Question 2: What do you do to make things good in your relationship?

Most relationships are naturally exciting when they first begin. If a couple wants to maintain a lifelong partnership, however, each partner needs to take responsibility to do things that make the relationship strong and healthy. These are the things you do, and the contributions you make, to keep your relationship fun and rewarding for both you and your partner. This takes work, and will not always come naturally. In addition, it requires negotiation. The things that are important for one person may not be important for another, and each couple needs to decide for themselves what they value most. Are you intentionally doing things that make your relationship good for both you and your partner? If yes, then keep up the good work. If, however, your efforts do not seem to be paying off, or if you are not sure what to do, then my advice is to discuss these issues with your partner. Or, if you are simply not making a sincere effort in this area, it would be good to figure out why. Often, couples lose motivation to work on their relationship when they have problems with an unresolved conflict. In this case, an important piece of the equation is to develop better conflict management skills. This leads us to the third question.

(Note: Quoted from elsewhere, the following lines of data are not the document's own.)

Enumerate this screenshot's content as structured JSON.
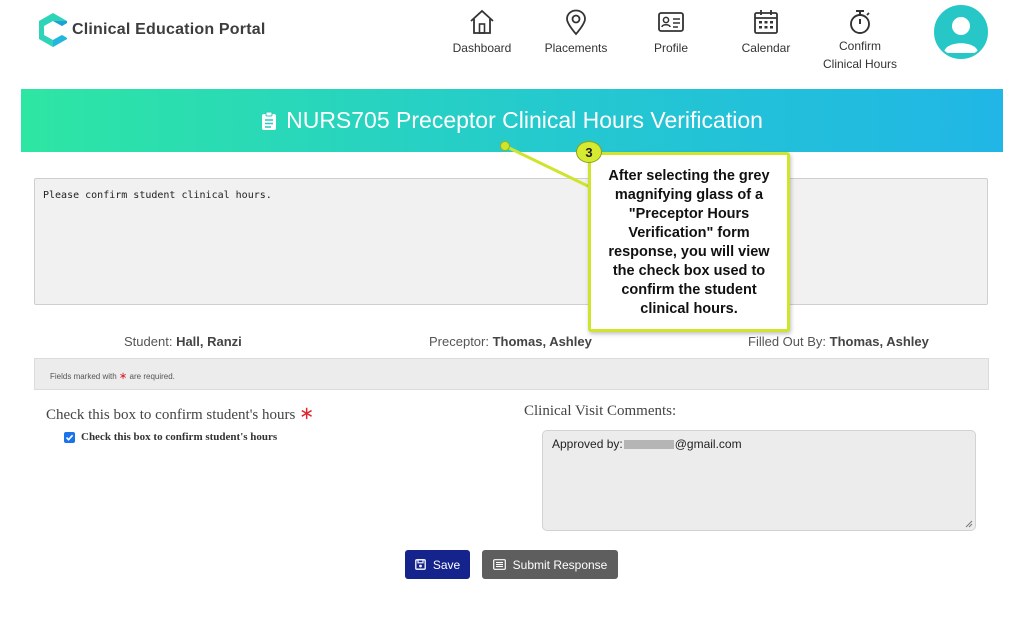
{
  "app": {
    "title": "Clinical Education Portal"
  },
  "nav": [
    {
      "label": "Dashboard",
      "icon": "home-icon"
    },
    {
      "label": "Placements",
      "icon": "map-pin-icon"
    },
    {
      "label": "Profile",
      "icon": "id-card-icon"
    },
    {
      "label": "Calendar",
      "icon": "calendar-icon"
    },
    {
      "label": "Confirm Clinical Hours",
      "line1": "Confirm",
      "line2": "Clinical Hours",
      "icon": "stopwatch-icon"
    }
  ],
  "banner": {
    "title": "NURS705 Preceptor Clinical Hours Verification",
    "icon": "clipboard-icon"
  },
  "message": "Please confirm student clinical hours.",
  "info": {
    "student_label": "Student:",
    "student_value": "Hall, Ranzi",
    "preceptor_label": "Preceptor:",
    "preceptor_value": "Thomas, Ashley",
    "filled_label": "Filled Out By:",
    "filled_value": "Thomas, Ashley"
  },
  "required_note": {
    "prefix": "Fields marked with",
    "suffix": "are required.",
    "star": "∗"
  },
  "confirm": {
    "label": "Check this box to confirm student's hours",
    "checkbox_label": "Check this box to confirm student's hours",
    "checked": true
  },
  "comments": {
    "label": "Clinical Visit Comments:",
    "prefix": "Approved by:",
    "suffix": "@gmail.com"
  },
  "buttons": {
    "save": "Save",
    "submit": "Submit Response"
  },
  "callout": {
    "number": "3",
    "text": "After selecting the grey magnifying glass of a \"Preceptor Hours Verification\" form response, you will view the check box used to confirm the student clinical hours."
  },
  "colors": {
    "banner_start": "#2ee6a3",
    "banner_end": "#21b6e6",
    "save_button": "#15238c",
    "submit_button": "#5e5e5e",
    "required_star": "#e2252f",
    "callout_border": "#cfe52d"
  }
}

Question 3: Are you using conflict as a tool to make your relationship better?

Notice that this third question is not asking whether you have conflict in your relationship. Indeed, all relationships experience conflict from time to time. What is important, then, is not how much conflict you have, but rather, how you manage the conflict you do have. Conflict is actually essential for producing intimacy in a relationship – without it, a relationship would be dry and shallow. When a conflict is resolved well, it brings two partners closer together, it results in a deeper, shared understanding between them, and it produces mutual respect and appreciation. Unfortunately, when conflict is not managed well, it can tear a relationship apart. So, what does it take to manage conflict?

There are four basic parts to good conflict management. These include (1) being aware of your true underlying concerns during conflict, (2) managing emotion, (3) using good communication, and (4) monitoring your thoughts. If you are not familiar with these four basic parts of conflict management, the first step is to learn about them.

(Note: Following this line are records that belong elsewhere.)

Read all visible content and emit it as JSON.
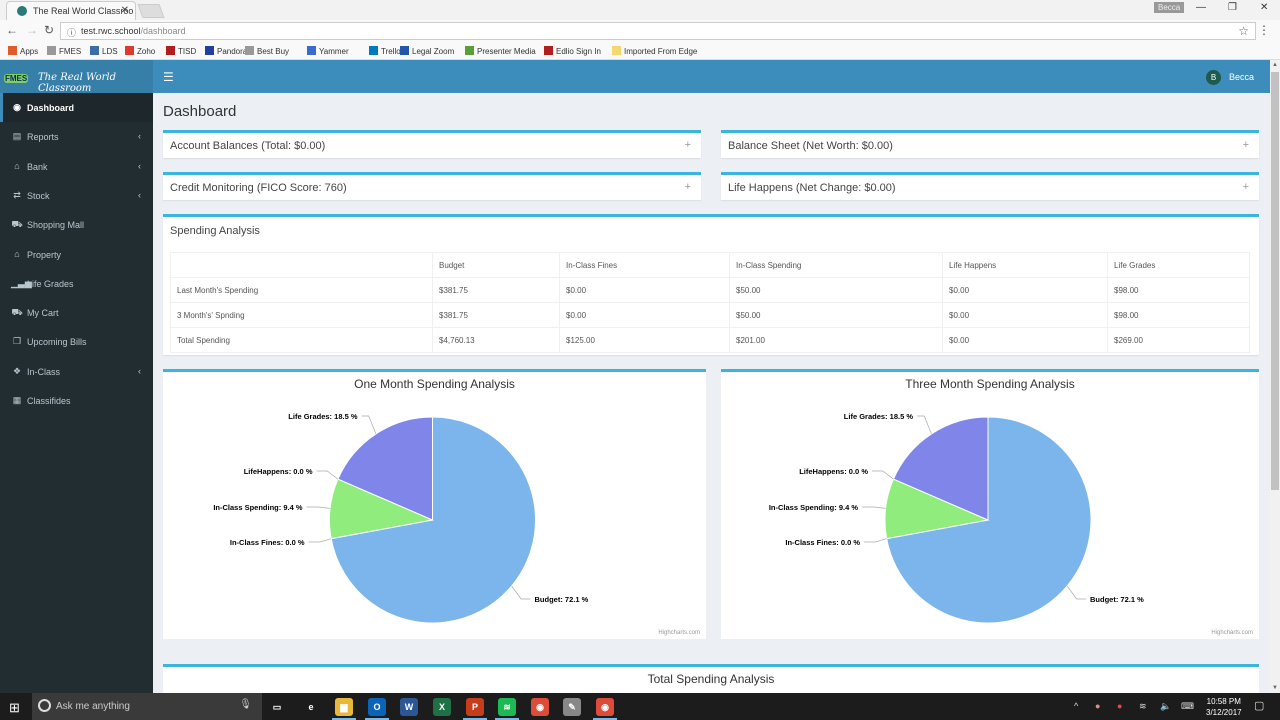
{
  "browser": {
    "tab_title": "The Real World Classroo",
    "url_host": "test.rwc.school",
    "url_path": "/dashboard",
    "profile_name": "Becca",
    "bookmarks": [
      {
        "label": "Apps",
        "icon": "apps-grid-icon",
        "color": "#e25b2a"
      },
      {
        "label": "FMES",
        "icon": "page-icon",
        "color": "#999999"
      },
      {
        "label": "LDS",
        "icon": "lds-icon",
        "color": "#3b6ea5"
      },
      {
        "label": "Zoho",
        "icon": "zoho-icon",
        "color": "#e03a2f"
      },
      {
        "label": "TISD",
        "icon": "tisd-icon",
        "color": "#b01e1e"
      },
      {
        "label": "Pandora",
        "icon": "pandora-icon",
        "color": "#224099"
      },
      {
        "label": "Best Buy",
        "icon": "page-icon",
        "color": "#999999"
      },
      {
        "label": "Yammer",
        "icon": "yammer-icon",
        "color": "#396acc"
      },
      {
        "label": "Trello",
        "icon": "trello-icon",
        "color": "#0079bf"
      },
      {
        "label": "Legal Zoom",
        "icon": "legalzoom-icon",
        "color": "#2356a8"
      },
      {
        "label": "Presenter Media",
        "icon": "presentermedia-icon",
        "color": "#5a9e3a"
      },
      {
        "label": "Edlio Sign In",
        "icon": "edlio-icon",
        "color": "#b01e1e"
      },
      {
        "label": "Imported From Edge",
        "icon": "folder-icon",
        "color": "#f5d76e"
      }
    ]
  },
  "app": {
    "logo_badge": "FMES",
    "logo_text": "The Real World Classroom",
    "user_initial": "B",
    "user_name": "Becca",
    "colors": {
      "header": "#3c8dbc",
      "sidebar": "#222d32",
      "accent": "#3bb5dc"
    }
  },
  "sidebar": {
    "items": [
      {
        "label": "Dashboard",
        "icon": "dashboard-icon",
        "glyph": "◉",
        "active": true,
        "has_children": false
      },
      {
        "label": "Reports",
        "icon": "report-icon",
        "glyph": "▤",
        "active": false,
        "has_children": true
      },
      {
        "label": "Bank",
        "icon": "bank-icon",
        "glyph": "⌂",
        "active": false,
        "has_children": true
      },
      {
        "label": "Stock",
        "icon": "exchange-icon",
        "glyph": "⇄",
        "active": false,
        "has_children": true
      },
      {
        "label": "Shopping Mall",
        "icon": "cart-icon",
        "glyph": "⛟",
        "active": false,
        "has_children": false
      },
      {
        "label": "Property",
        "icon": "home-icon",
        "glyph": "⌂",
        "active": false,
        "has_children": false
      },
      {
        "label": "Life Grades",
        "icon": "signal-icon",
        "glyph": "▁▃▅",
        "active": false,
        "has_children": false
      },
      {
        "label": "My Cart",
        "icon": "cart-icon",
        "glyph": "⛟",
        "active": false,
        "has_children": false
      },
      {
        "label": "Upcoming Bills",
        "icon": "copy-icon",
        "glyph": "❐",
        "active": false,
        "has_children": false
      },
      {
        "label": "In-Class",
        "icon": "cubes-icon",
        "glyph": "❖",
        "active": false,
        "has_children": true
      },
      {
        "label": "Classifides",
        "icon": "newspaper-icon",
        "glyph": "▦",
        "active": false,
        "has_children": false
      }
    ]
  },
  "main": {
    "title": "Dashboard",
    "panels": [
      {
        "title": "Account Balances (Total: $0.00)",
        "toggle": "+"
      },
      {
        "title": "Balance Sheet (Net Worth: $0.00)",
        "toggle": "+"
      },
      {
        "title": "Credit Monitoring (FICO Score: 760)",
        "toggle": "+"
      },
      {
        "title": "Life Happens (Net Change: $0.00)",
        "toggle": "+"
      }
    ],
    "spending": {
      "title": "Spending Analysis",
      "columns": [
        "",
        "Budget",
        "In-Class Fines",
        "In-Class Spending",
        "Life Happens",
        "Life Grades"
      ],
      "rows": [
        [
          "Last Month's Spending",
          "$381.75",
          "$0.00",
          "$50.00",
          "$0.00",
          "$98.00"
        ],
        [
          "3 Month's' Spnding",
          "$381.75",
          "$0.00",
          "$50.00",
          "$0.00",
          "$98.00"
        ],
        [
          "Total Spending",
          "$4,760.13",
          "$125.00",
          "$201.00",
          "$0.00",
          "$269.00"
        ]
      ]
    },
    "bottom_chart_title": "Total Spending Analysis",
    "credits": "Highcharts.com"
  },
  "chart_data": [
    {
      "type": "pie",
      "title": "One Month Spending Analysis",
      "categories": [
        "Budget",
        "In-Class Fines",
        "In-Class Spending",
        "LifeHappens",
        "Life Grades"
      ],
      "values": [
        72.1,
        0.0,
        9.4,
        0.0,
        18.5
      ],
      "labels": [
        "Budget: 72.1 %",
        "In-Class Fines: 0.0 %",
        "In-Class Spending: 9.4 %",
        "LifeHappens: 0.0 %",
        "Life Grades: 18.5 %"
      ],
      "colors": [
        "#7cb5ec",
        "#434348",
        "#90ed7d",
        "#f7a35c",
        "#8085e9"
      ],
      "unit": "%"
    },
    {
      "type": "pie",
      "title": "Three Month Spending Analysis",
      "categories": [
        "Budget",
        "In-Class Fines",
        "In-Class Spending",
        "LifeHappens",
        "Life Grades"
      ],
      "values": [
        72.1,
        0.0,
        9.4,
        0.0,
        18.5
      ],
      "labels": [
        "Budget: 72.1 %",
        "In-Class Fines: 0.0 %",
        "In-Class Spending: 9.4 %",
        "LifeHappens: 0.0 %",
        "Life Grades: 18.5 %"
      ],
      "colors": [
        "#7cb5ec",
        "#434348",
        "#90ed7d",
        "#f7a35c",
        "#8085e9"
      ],
      "unit": "%"
    }
  ],
  "taskbar": {
    "search_placeholder": "Ask me anything",
    "time": "10:58 PM",
    "date": "3/12/2017",
    "apps": [
      {
        "name": "task-view",
        "glyph": "▭",
        "color": "#1c1c1c"
      },
      {
        "name": "edge",
        "glyph": "e",
        "color": "#1c1c1c"
      },
      {
        "name": "file-explorer",
        "glyph": "▆",
        "color": "#e8b83a"
      },
      {
        "name": "outlook",
        "glyph": "O",
        "color": "#0a64b8"
      },
      {
        "name": "word",
        "glyph": "W",
        "color": "#2b5797"
      },
      {
        "name": "excel",
        "glyph": "X",
        "color": "#1e7145"
      },
      {
        "name": "powerpoint",
        "glyph": "P",
        "color": "#c43e1c"
      },
      {
        "name": "spotify",
        "glyph": "≋",
        "color": "#1db954"
      },
      {
        "name": "chrome",
        "glyph": "◉",
        "color": "#dd4b39"
      },
      {
        "name": "paint-tool",
        "glyph": "✎",
        "color": "#888888"
      },
      {
        "name": "chrome-active",
        "glyph": "◉",
        "color": "#dd4b39"
      }
    ]
  }
}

Also, when you have conflict, it is important to get feedback on how you are doing in each area. The same thing would be true for an athlete in training for an important sports event. Several different skills are needed to become an outstanding athlete, and an athlete needs continual feedback from a coach to develop these skills. Each athlete may have different strengths and weaknesses. A coach helps the athlete know what is working well, and where he or she needs improvement. In this way, the athlete can create an individualized training program that capitalizes on strengths, builds up weaknesses, and produces the best results possible. The same thing is true for developing good conflict resolution skills. Couples develop the best skills if they get feedback on how they are doing in each area. In this way, they can create an individualize plan on were to focus their efforts. Just like an athlete in training, results do not happen overnight. It takes time to build outstanding conflict resolution skills. It is possible to become highly effective at resolving conflicts with your partner, but this requires getting repeated feedback over a long period of time, and it requires making a long-term effort toward honing and refining your skills. For couples that invest this effort, the payoff can be great. These couples are able to resolve their conflicts, and this leads to greater intimacy, better communication, and a stronger relationship.

Additional resources

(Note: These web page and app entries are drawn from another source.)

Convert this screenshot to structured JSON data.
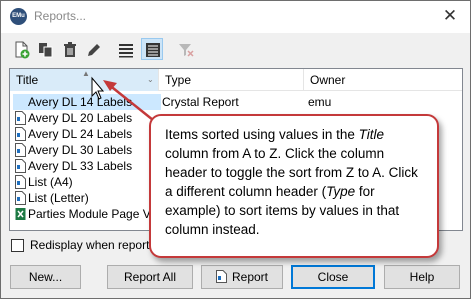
{
  "window": {
    "title": "Reports...",
    "app_icon_text": "EMu",
    "close_glyph": "✕"
  },
  "toolbar": {
    "buttons": [
      {
        "name": "new-report-icon"
      },
      {
        "name": "copy-report-icon"
      },
      {
        "name": "delete-icon"
      },
      {
        "name": "edit-icon"
      },
      {
        "name": "list-view-icon"
      },
      {
        "name": "details-view-icon",
        "active": true
      },
      {
        "name": "filter-clear-icon",
        "disabled": true
      }
    ]
  },
  "list": {
    "columns": [
      {
        "label": "Title",
        "sorted": true
      },
      {
        "label": "Type"
      },
      {
        "label": "Owner"
      }
    ],
    "rows": [
      {
        "title": "Avery DL 14 Labels",
        "type": "Crystal Report",
        "owner": "emu",
        "selected": true
      },
      {
        "title": "Avery DL 20 Labels",
        "type": "",
        "owner": ""
      },
      {
        "title": "Avery DL 24 Labels",
        "type": "",
        "owner": ""
      },
      {
        "title": "Avery DL 30 Labels",
        "type": "",
        "owner": ""
      },
      {
        "title": "Avery DL 33 Labels",
        "type": "",
        "owner": ""
      },
      {
        "title": "List (A4)",
        "type": "",
        "owner": ""
      },
      {
        "title": "List (Letter)",
        "type": "",
        "owner": ""
      },
      {
        "title": "Parties Module Page View",
        "type": "",
        "owner": "",
        "excel": true
      }
    ]
  },
  "redisplay": {
    "label": "Redisplay when report has",
    "checked": false
  },
  "buttons": {
    "new": "New...",
    "report_all": "Report All",
    "report": "Report",
    "close": "Close",
    "help": "Help"
  },
  "callout": {
    "part1": "Items sorted using values in the ",
    "title_word": "Title",
    "part2": " column from A to Z. Click the column header to toggle the sort from Z to A. Click a different column header (",
    "type_word": "Type",
    "part3": " for example) to sort items by values in that column instead."
  },
  "colors": {
    "callout_border": "#c4393a",
    "selection": "#cce8ff",
    "sorted_header": "#d9ebf9",
    "accent": "#0078d7"
  }
}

See the post: Four Areas of Conflict Resolution

The Couple Conflict Consultant provides a large resource bank of information on conflict resolution, and it offers thorough, scientifically-based assessments and feedback. You can learn more about the areas of conflict resolution, assess your skills, develop an individualized plan, and track your progress over time. Everything is provided entirely free of charge as part of my research program. If you have not yet tried it, all you need is an e-mail address to begin.